By Jonathan Bradwell
Yet again, AFI have pressed their boundaries beyond all inevitability on their latest release “Crash Love”. Over the their years of intense work, recording and releasing numerous albums, AFI have stimulated the needs of many different fans with many unlike musical tastes, progressing through numerousgenres as they go.
They have touched on Pop Punk, Post Hardcore and also a blend of Screamo and general every day Hard Rock. But “Crash Love”, released with a bonus CD of sensitive B-sides, could be described as a new breed of Rock album, where the ballads never sound out of place next to the keen and more acute hasty tracks.
The first thing we notice is the vocals have changed dramatically. Slightly mirroring the old style AFI, Davey Havok resorts to his clean and charming vocals: scrapping all notions of a scream here and there, to prevent taking the smoothness of the cute edges of this album.
The album contains a number of songs that have the contemplation, love and passion to fetch a tear to the eye. Tracks such as “End Transmission” and the album finale “It Was Mine” are prevailing, perceptive and beautiful all the same, making the hooks and melodies even more addictive than the critically acclaimed “DecemberUnderground”. These songs mirror the past of AFI in terms of when “Leaving Song” was released, making them instant hits with even those just slightly au fait with AFI’s sound.
It appears AFI have focused significantly on the connotations of their songs in the lyrics, and coordinated them with trouble-free but adorable music. The swift and forceful single “Medicate” has a breath-taking and not in the minor bit disappointing intellect too it, showing that not all singles are just songs that are bound to be the most mercantile. With edgy sounds of “Cold hands”, “Medicate” is definitely not the strongest track.

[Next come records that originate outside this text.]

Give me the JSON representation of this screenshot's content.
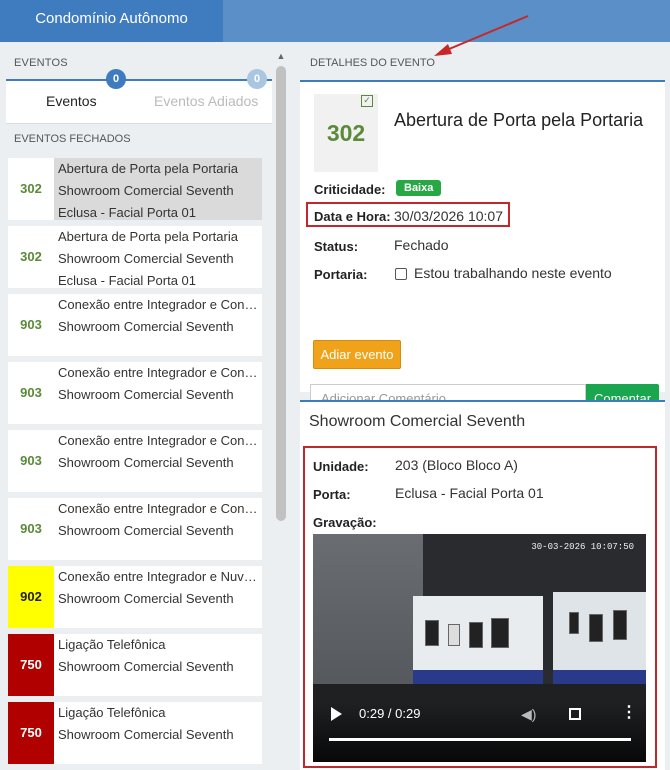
{
  "app": {
    "title": "Condomínio Autônomo"
  },
  "left": {
    "header": "EVENTOS",
    "tabs": [
      {
        "label": "Eventos",
        "count": "0"
      },
      {
        "label": "Eventos Adiados",
        "count": "0"
      }
    ],
    "closed_header": "EVENTOS FECHADOS",
    "events": [
      {
        "code": "302",
        "lines": [
          "Abertura de Porta pela Portaria",
          "Showroom Comercial Seventh",
          "Eclusa - Facial Porta 01"
        ],
        "color": "#5a8a3a"
      },
      {
        "code": "302",
        "lines": [
          "Abertura de Porta pela Portaria",
          "Showroom Comercial Seventh",
          "Eclusa - Facial Porta 01"
        ],
        "color": "#5a8a3a"
      },
      {
        "code": "903",
        "lines": [
          "Conexão entre Integrador e Cont...",
          "Showroom Comercial Seventh",
          ""
        ],
        "color": "#5a8a3a"
      },
      {
        "code": "903",
        "lines": [
          "Conexão entre Integrador e Cont...",
          "Showroom Comercial Seventh",
          ""
        ],
        "color": "#5a8a3a"
      },
      {
        "code": "903",
        "lines": [
          "Conexão entre Integrador e Cont...",
          "Showroom Comercial Seventh",
          ""
        ],
        "color": "#5a8a3a"
      },
      {
        "code": "903",
        "lines": [
          "Conexão entre Integrador e Cont...",
          "Showroom Comercial Seventh",
          ""
        ],
        "color": "#5a8a3a"
      },
      {
        "code": "902",
        "lines": [
          "Conexão entre Integrador e Nuve...",
          "Showroom Comercial Seventh",
          ""
        ],
        "color": "#ffff00"
      },
      {
        "code": "750",
        "lines": [
          "Ligação Telefônica",
          "Showroom Comercial Seventh",
          ""
        ],
        "color": "#b00000"
      },
      {
        "code": "750",
        "lines": [
          "Ligação Telefônica",
          "Showroom Comercial Seventh",
          ""
        ],
        "color": "#b00000"
      }
    ]
  },
  "details": {
    "header": "DETALHES DO EVENTO",
    "code": "302",
    "title": "Abertura de Porta pela Portaria",
    "criticidade_label": "Criticidade:",
    "criticidade_value": "Baixa",
    "datahora_label": "Data e Hora:",
    "datahora_value": "30/03/2026 10:07",
    "status_label": "Status:",
    "status_value": "Fechado",
    "portaria_label": "Portaria:",
    "portaria_checkbox_label": "Estou trabalhando neste evento",
    "adiar_label": "Adiar evento",
    "comment_placeholder": "Adicionar Comentário...",
    "comentar_label": "Comentar"
  },
  "location": {
    "title": "Showroom Comercial Seventh",
    "unidade_label": "Unidade:",
    "unidade_value": "203 (Bloco Bloco A)",
    "porta_label": "Porta:",
    "porta_value": "Eclusa - Facial Porta 01",
    "gravacao_label": "Gravação:",
    "video": {
      "timestamp": "30-03-2026 10:07:50",
      "time": "0:29 / 0:29"
    }
  },
  "colors": {
    "accent": "#3f7bbf",
    "success": "#28a745",
    "warning": "#f0a31a",
    "highlight": "#c0282c"
  }
}
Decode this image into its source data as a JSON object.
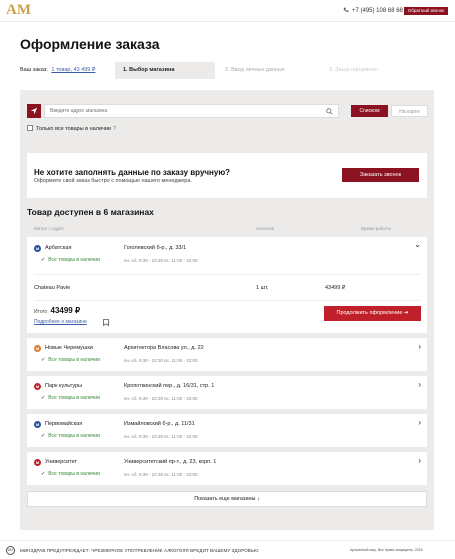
{
  "header": {
    "logo_text": "AM",
    "phone": "+7 (495) 108 68 68",
    "callback_label": "Обратный звонок"
  },
  "page": {
    "title": "Оформление заказа"
  },
  "order": {
    "label": "Ваш заказ:",
    "link": "1 товар, 43 499 ₽"
  },
  "steps": [
    {
      "label": "1. Выбор магазина",
      "active": true
    },
    {
      "label": "2. Ввод личных данных",
      "active": false
    },
    {
      "label": "3. Заказ оформлен",
      "active": false
    }
  ],
  "search": {
    "placeholder": "Введите адрес магазина",
    "view_list": "Списком",
    "view_map": "На карте",
    "only_all_label": "Только все товары в наличии",
    "help": "?"
  },
  "manager": {
    "title": "Не хотите заполнять данные по заказу вручную?",
    "subtitle": "Оформите свой заказ быстро с помощью нашего менеджера.",
    "button": "Заказать звонок"
  },
  "availability": {
    "title": "Товар доступен в 6 магазинах",
    "col_metro": "Метро / Адрес",
    "col_stock": "Наличие",
    "col_hours": "Время работы"
  },
  "stores": [
    {
      "metro": "Арбатская",
      "line": "М",
      "color": "#2b4fa0",
      "status": "Все товары в наличии",
      "address": "Гоголевский б-р., д. 33/1",
      "hours": "пн.-сб. 9:30 - 22:30 вс. 11:00 - 22:00",
      "expanded": true
    },
    {
      "metro": "Новые Черемушки",
      "line": "М",
      "color": "#e07b2a",
      "status": "Все товары в наличии",
      "address": "Архитектора Власова ул., д. 22",
      "hours": "пн.-сб. 9:30 - 22:30 вс. 11:00 - 22:00",
      "expanded": false
    },
    {
      "metro": "Парк культуры",
      "line": "М",
      "color": "#c0202a",
      "status": "Все товары в наличии",
      "address": "Кропоткинский пер., д. 16/31, стр. 1",
      "hours": "пн.-сб. 9:30 - 22:30 вс. 11:00 - 22:00",
      "expanded": false
    },
    {
      "metro": "Первомайская",
      "line": "М",
      "color": "#2b4fa0",
      "status": "Все товары в наличии",
      "address": "Измайловский б-р., д. 11/31",
      "hours": "пн.-сб. 9:30 - 22:30 вс. 11:00 - 22:00",
      "expanded": false
    },
    {
      "metro": "Университет",
      "line": "М",
      "color": "#c0202a",
      "status": "Все товары в наличии",
      "address": "Университетский пр-т., д. 23, корп. 1",
      "hours": "пн.-сб. 9:30 - 22:30 вс. 11:00 - 22:00",
      "expanded": false
    }
  ],
  "product": {
    "name": "Chateau Pavie",
    "qty": "1 шт.",
    "price": "43499 ₽"
  },
  "total": {
    "label": "Итого",
    "value": "43499 ₽",
    "details": "Подробнее о магазине",
    "proceed": "Продолжить оформление"
  },
  "more": {
    "label": "Показать еще магазины"
  },
  "footer": {
    "age": "18+",
    "warning": "МИНЗДРАВ ПРЕДУПРЕЖДАЕТ: ЧРЕЗМЕРНОЕ УПОТРЕБЛЕНИЕ АЛКОГОЛЯ ВРЕДИТ ВАШЕМУ ЗДОРОВЬЮ",
    "copyright": "Ароматный мир. Все права защищены, 2018"
  },
  "colors": {
    "brand": "#8b1220",
    "accent": "#c0202a",
    "logo": "#c9a24a",
    "link": "#3a5fa8",
    "in_stock": "#3a8a3a"
  }
}
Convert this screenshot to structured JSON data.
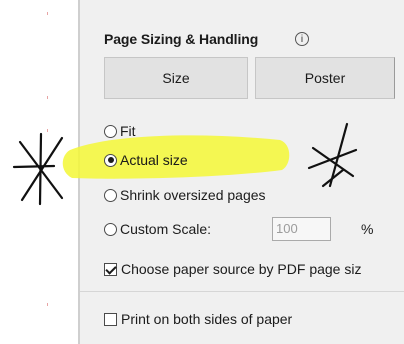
{
  "section": {
    "title": "Page Sizing & Handling",
    "info_glyph": "i"
  },
  "buttons": {
    "size_label": "Size",
    "poster_label": "Poster"
  },
  "options": {
    "fit_label": "Fit",
    "actual_size_label": "Actual size",
    "shrink_label": "Shrink oversized pages",
    "custom_scale_label": "Custom Scale:",
    "selected": "Actual size"
  },
  "custom_scale": {
    "value": "100",
    "unit": "%"
  },
  "checkboxes": {
    "paper_source_label": "Choose paper source by PDF page siz",
    "paper_source_checked": true,
    "both_sides_label": "Print on both sides of paper",
    "both_sides_checked": false
  },
  "annotations": {
    "highlight_color": "#f4f73b",
    "ink_color": "#111111"
  },
  "colors": {
    "panel_bg": "#f0f0f0",
    "button_bg": "#e2e2e2"
  }
}
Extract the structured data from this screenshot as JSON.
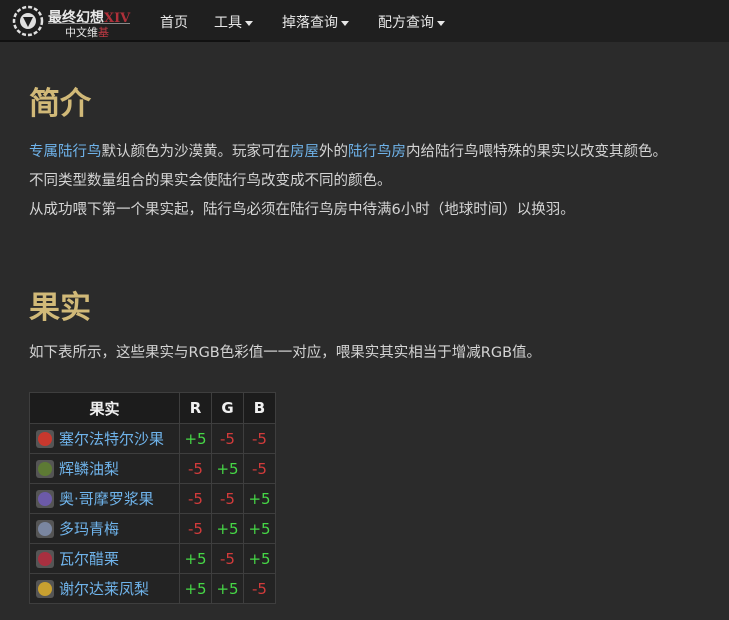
{
  "header": {
    "logo_title": "最终幻想",
    "logo_xiv": "XIV",
    "logo_sub1": "中文维",
    "logo_sub2": "基",
    "nav": [
      {
        "label": "首页"
      },
      {
        "label": "工具"
      },
      {
        "label": "掉落查询"
      },
      {
        "label": "配方查询"
      }
    ]
  },
  "intro": {
    "heading": "简介",
    "line1": {
      "link1": "专属陆行鸟",
      "t1": "默认颜色为沙漠黄。玩家可在",
      "link2": "房屋",
      "t2": "外的",
      "link3": "陆行鸟房",
      "t3": "内给陆行鸟喂特殊的果实以改变其颜色。"
    },
    "line2": "不同类型数量组合的果实会使陆行鸟改变成不同的颜色。",
    "line3": "从成功喂下第一个果实起，陆行鸟必须在陆行鸟房中待满6小时（地球时间）以换羽。"
  },
  "fruit": {
    "heading": "果实",
    "description": "如下表所示，这些果实与RGB色彩值一一对应，喂果实其实相当于增减RGB值。",
    "table": {
      "headers": [
        "果实",
        "R",
        "G",
        "B"
      ],
      "rows": [
        {
          "name": "塞尔法特尔沙果",
          "r": "+5",
          "g": "-5",
          "b": "-5",
          "icon": "red-apple-icon",
          "color": "#c8382e"
        },
        {
          "name": "辉鳞油梨",
          "r": "-5",
          "g": "+5",
          "b": "-5",
          "icon": "avocado-icon",
          "color": "#5d7a34"
        },
        {
          "name": "奥·哥摩罗浆果",
          "r": "-5",
          "g": "-5",
          "b": "+5",
          "icon": "grape-berry-icon",
          "color": "#6c5aa8"
        },
        {
          "name": "多玛青梅",
          "r": "-5",
          "g": "+5",
          "b": "+5",
          "icon": "plum-icon",
          "color": "#7a86a0"
        },
        {
          "name": "瓦尔醋栗",
          "r": "+5",
          "g": "-5",
          "b": "+5",
          "icon": "currant-icon",
          "color": "#a83040"
        },
        {
          "name": "谢尔达莱凤梨",
          "r": "+5",
          "g": "+5",
          "b": "-5",
          "icon": "pineapple-icon",
          "color": "#c8a030"
        }
      ]
    }
  }
}
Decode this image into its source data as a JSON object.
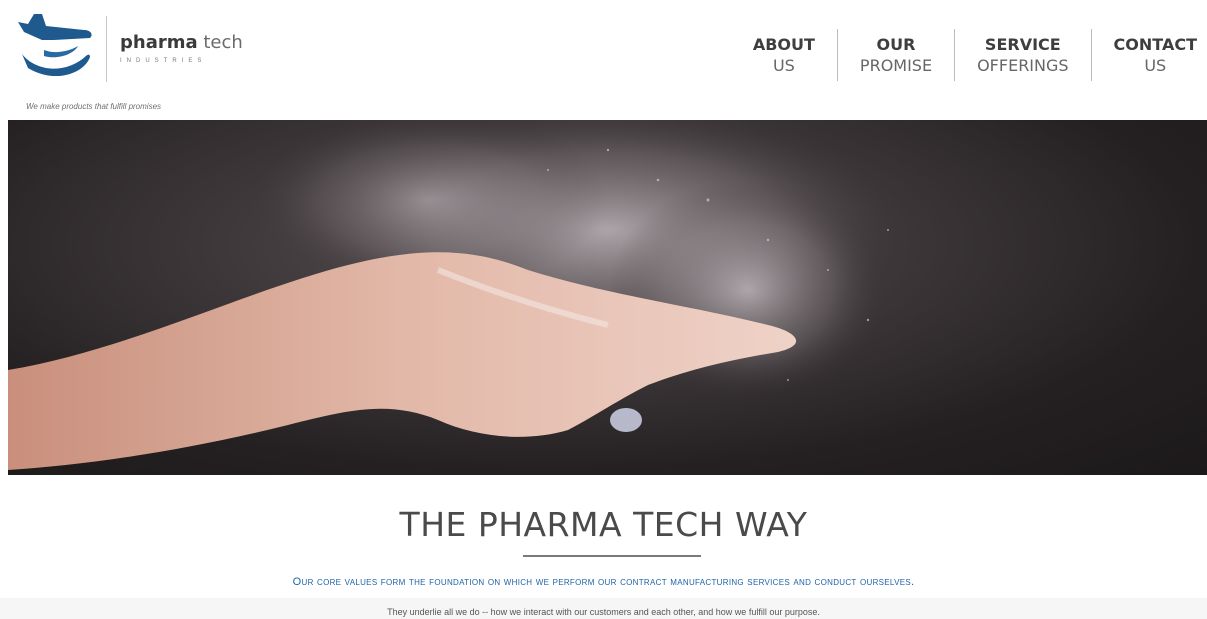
{
  "header": {
    "brand": {
      "name_bold": "pharma",
      "name_light": "tech",
      "sub": "INDUSTRIES"
    },
    "tagline": "We make products that fulfill promises",
    "nav": [
      {
        "line1": "ABOUT",
        "line2": "US"
      },
      {
        "line1": "OUR",
        "line2": "PROMISE"
      },
      {
        "line1": "SERVICE",
        "line2": "OFFERINGS"
      },
      {
        "line1": "CONTACT",
        "line2": "US"
      }
    ]
  },
  "section": {
    "title": "THE PHARMA TECH WAY",
    "values": "Our core values form the foundation on which we perform our contract manufacturing services and conduct ourselves.",
    "underlie": "They underlie all we do -- how we interact with our customers and each other, and how we fulfill our purpose."
  },
  "colors": {
    "brand_blue": "#1e64a8",
    "logo_blue": "#1f5a8f",
    "hero_bg": "#242022"
  }
}
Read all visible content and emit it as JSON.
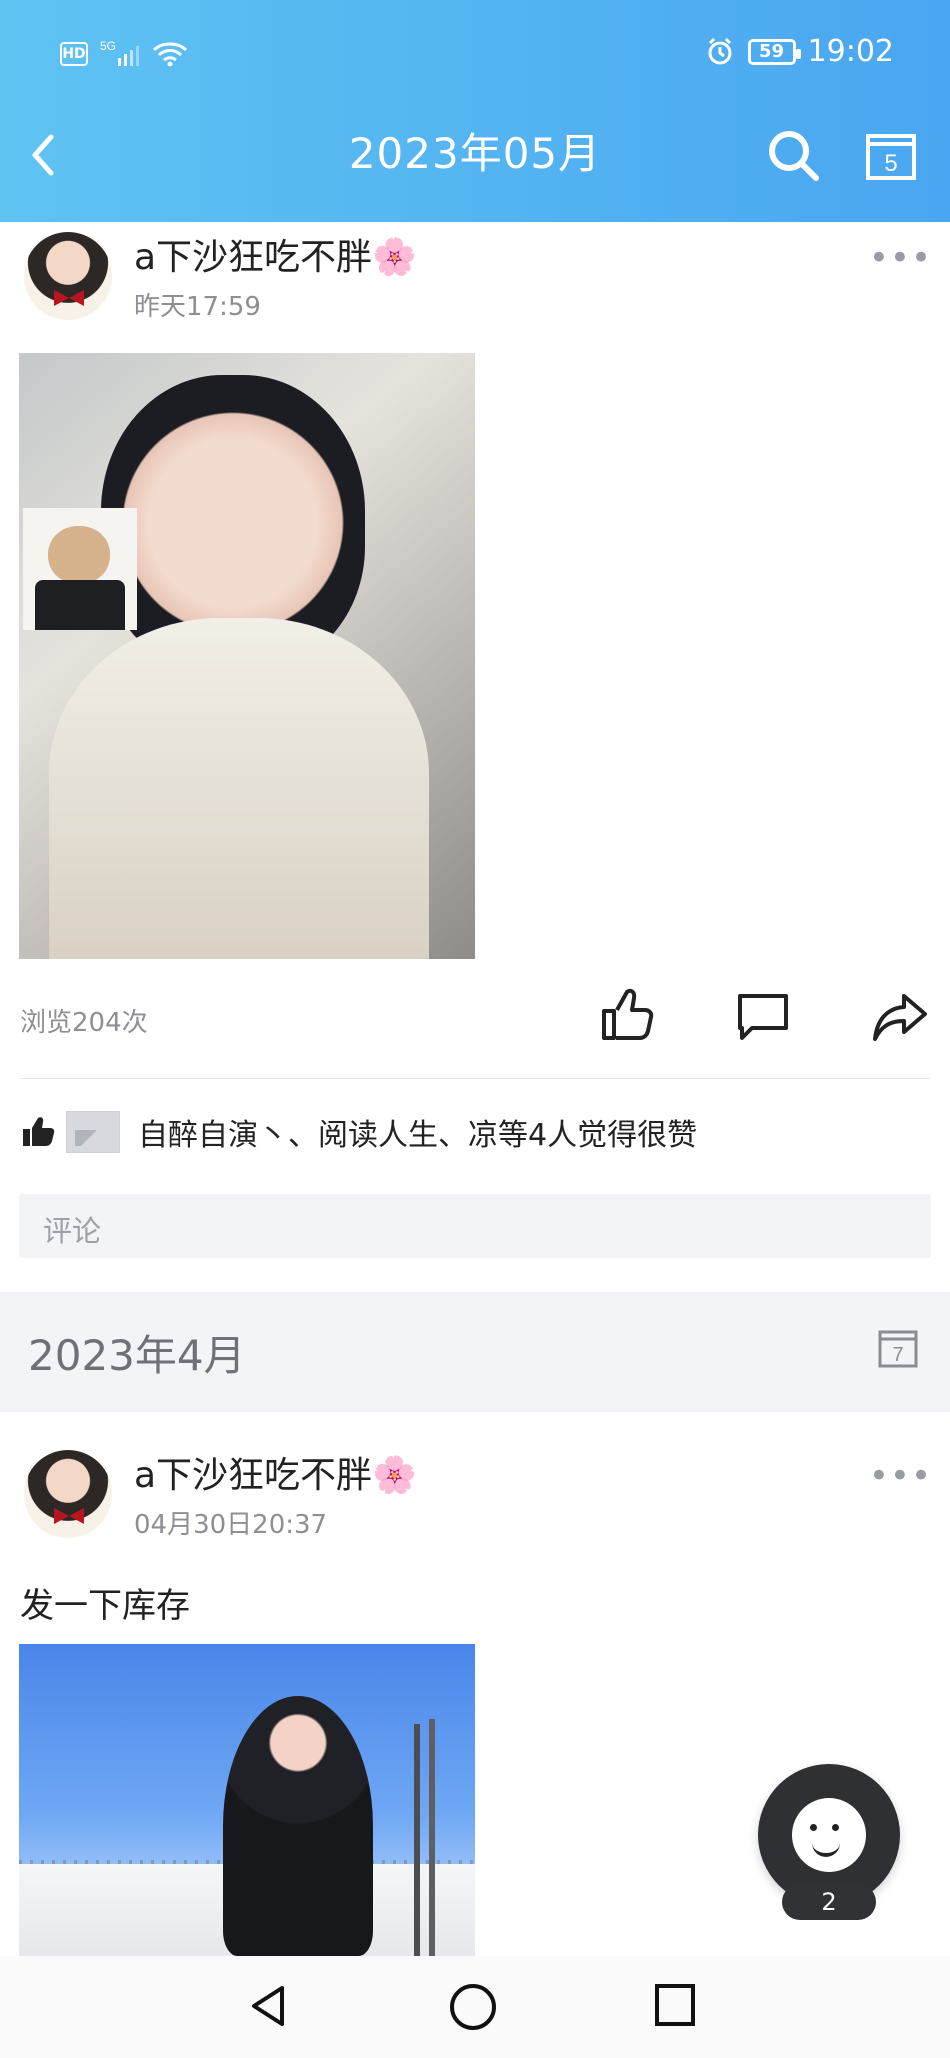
{
  "status": {
    "network_badge": "HD",
    "signal": "5G",
    "battery": "59",
    "time": "19:02"
  },
  "header": {
    "title": "2023年05月"
  },
  "posts": [
    {
      "author": "a下沙狂吃不胖🌸",
      "time": "昨天17:59",
      "views": "浏览204次",
      "likes_text": "自醉自演丶、阅读人生、凉等4人觉得很赞",
      "comment_placeholder": "评论"
    },
    {
      "author": "a下沙狂吃不胖🌸",
      "time": "04月30日20:37",
      "text": "发一下库存"
    }
  ],
  "month_section": {
    "label": "2023年4月",
    "calendar_day": "7"
  },
  "header_calendar_day": "5",
  "floating_badge": "2",
  "icons": {
    "back": "back-icon",
    "search": "search-icon",
    "calendar": "calendar-icon",
    "more": "more-icon",
    "like": "like-icon",
    "comment": "comment-icon",
    "share": "share-icon"
  },
  "colors": {
    "header_start": "#5fc3f2",
    "header_end": "#4aa6f0"
  }
}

AFI deserve more appreciation than they are waged, a detail palpable after mid track “Darling I Want To Destroy You”. The opening line of the chorus hollows: “I must confess I am overdressed for you, not impressed, Darling I want to destroy you”, which delivers a kind of contemporary, shadowy and sincere feel to the subject of ‘love’. With the bass and guitar working tightly together, these songs produce that must hear sound for all rock fans.
In a moment of financial downturn and political ambiguity, it is energizing to see a band hang about on the personnel level, and not get drawn into the current day cliché of being overtly anti-establishment. Countless immense albums are released every year that make us reassess the world around us, but an album on emotional self realization, of this high standard, seems to be becoming progressively more hard to come by.
This brilliantly titled release his hard to criticize. They manage to write ballads that still keep a good firm edge on where they began. With not one song that you are inclined to skip, it runs smoothly throughout. For those who have a passion for clever fret board work and tight instrumental ingredients, this is definitely an album for you. AFI have returned, bigger, better, and as full of unrefined emotion as before.
(Picture courtesy of kinkfm.com)